Given entries section start

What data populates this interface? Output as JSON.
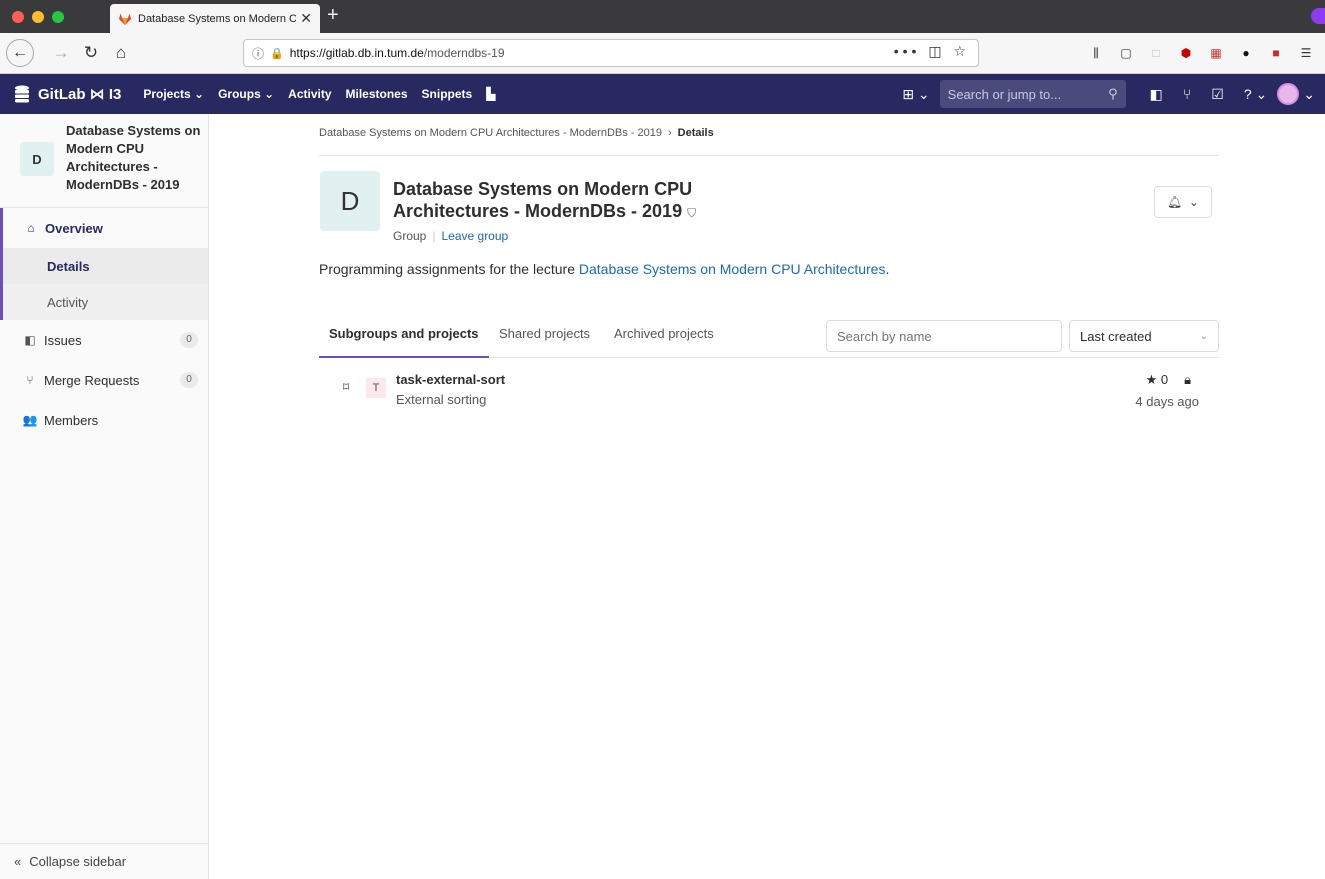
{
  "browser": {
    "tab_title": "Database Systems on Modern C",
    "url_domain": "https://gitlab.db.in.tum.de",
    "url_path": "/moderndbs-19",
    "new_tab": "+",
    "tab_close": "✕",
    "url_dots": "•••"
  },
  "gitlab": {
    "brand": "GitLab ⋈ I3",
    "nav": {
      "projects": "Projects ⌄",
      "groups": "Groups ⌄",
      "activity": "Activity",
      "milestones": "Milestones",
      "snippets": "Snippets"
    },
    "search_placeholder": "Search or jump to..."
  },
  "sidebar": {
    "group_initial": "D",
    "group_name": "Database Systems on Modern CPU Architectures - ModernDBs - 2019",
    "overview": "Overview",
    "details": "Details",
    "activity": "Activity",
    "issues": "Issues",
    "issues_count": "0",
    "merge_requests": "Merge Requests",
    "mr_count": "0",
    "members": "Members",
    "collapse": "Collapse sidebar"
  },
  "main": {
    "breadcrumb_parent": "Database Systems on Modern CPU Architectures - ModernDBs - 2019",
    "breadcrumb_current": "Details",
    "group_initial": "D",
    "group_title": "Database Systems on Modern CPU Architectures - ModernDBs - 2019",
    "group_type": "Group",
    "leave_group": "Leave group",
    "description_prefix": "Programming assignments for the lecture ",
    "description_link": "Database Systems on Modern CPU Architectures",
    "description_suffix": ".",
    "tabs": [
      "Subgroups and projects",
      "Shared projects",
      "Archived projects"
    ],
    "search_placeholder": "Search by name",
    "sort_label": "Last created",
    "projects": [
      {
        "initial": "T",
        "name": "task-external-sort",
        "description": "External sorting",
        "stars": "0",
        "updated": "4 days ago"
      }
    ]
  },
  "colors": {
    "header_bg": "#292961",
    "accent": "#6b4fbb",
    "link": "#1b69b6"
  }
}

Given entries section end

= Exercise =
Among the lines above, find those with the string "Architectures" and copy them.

= Solution for this problem =
    "group_name": "Database Systems on Modern CPU Architectures - ModernDBs - 2019",
    "breadcrumb_parent": "Database Systems on Modern CPU Architectures - ModernDBs - 2019",
    "group_title": "Database Systems on Modern CPU Architectures - ModernDBs - 2019",
    "description_link": "Database Systems on Modern CPU Architectures",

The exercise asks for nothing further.